Quantifying ligand binding to large protein complexes using electrospray ionization mass spectrometry.

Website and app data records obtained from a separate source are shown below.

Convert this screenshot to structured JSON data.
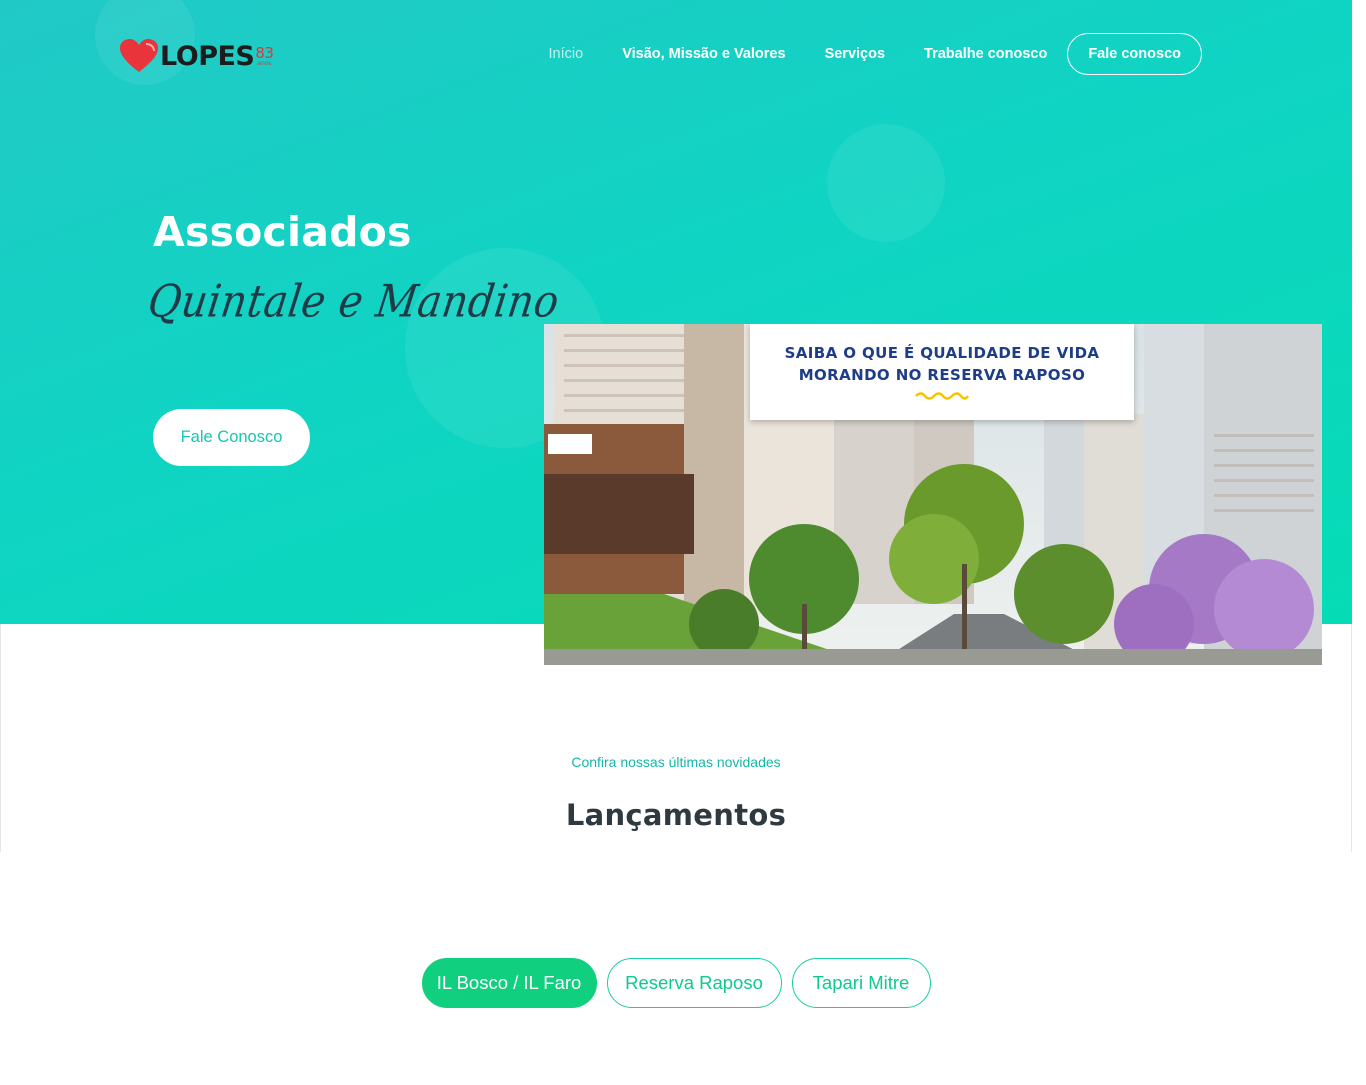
{
  "brand": {
    "name": "LOPES",
    "years": "83",
    "years_label": "anos",
    "accent": "#e8343a"
  },
  "nav": {
    "items": [
      {
        "label": "Início",
        "active": true
      },
      {
        "label": "Visão, Missão e Valores",
        "active": false
      },
      {
        "label": "Serviços",
        "active": false
      },
      {
        "label": "Trabalhe conosco",
        "active": false
      }
    ],
    "cta": "Fale conosco"
  },
  "hero": {
    "title": "Associados",
    "subtitle": "Quintale e Mandino",
    "button": "Fale Conosco",
    "gradient_start": "#21c9c6",
    "gradient_end": "#05dcb5"
  },
  "banner": {
    "line1": "SAIBA O QUE É QUALIDADE DE VIDA",
    "line2": "MORANDO NO RESERVA RAPOSO",
    "image": "apartment-towers-street-trees"
  },
  "section": {
    "kicker": "Confira nossas últimas novidades",
    "title": "Lançamentos"
  },
  "tabs": [
    {
      "label": "IL Bosco / IL Faro",
      "active": true
    },
    {
      "label": "Reserva Raposo",
      "active": false
    },
    {
      "label": "Tapari Mitre",
      "active": false
    }
  ],
  "colors": {
    "primary": "#13c7b4",
    "tab_active": "#10d07f",
    "banner_text": "#1d3e86"
  }
}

ABSTRACT An electrospray ionization mass spectrometry (ESI-MS) method for quantifying protein-ligand complexes that cannot be directly detected by ESI-MS is described. The proxy protein ESI-MS method combines direct ESI-MS binding measurements with competitive protein-ligand binding. To implement the method, a proxy protein (P(proxy)), which interacts specifically with the ligand of interest with known affinity and can be detected directly by ESI-MS, is used to quantitatively monitor the extent of ligand binding to the protein of interest. A mathematical framework for establishing the association constant (K(a)) for protein-ligand binding by the proxy protein ESI-MS method, implemented with a P(proxy) containing a single ligand binding site, is given. A modified form of the proxy protein ESI-MS method, which accounts for real-time changes in ligand concentration, is also described. The reliability of these methods is demonstrated for the interactions between the 180 kDa wildtype homotrimeric tailspike protein of the bacteriophage P22 and its endorhamnosidase point mutant (D392N) with its ligands comprising two and three O-antigen repeats from Salmonella enterica serovar Typhimurium: octasaccharide ([α-Gal-(1→2)-[α-Abe-(1→3)]-α-Man-(1→4)-α-Rha](2)) and dodecasaccharide ([α-Gal-(1→2)-[α-Abe-(1→3)]-α-Man-(1→4)-α-Rha](3)). A 27 kDa single chain antibody, which binds to both ligands, served as P(proxy). The results of binding measurements performed at 10 and 25 °C are in excellent agreement with K(a) values measured previously using a fluorescence quenching assay.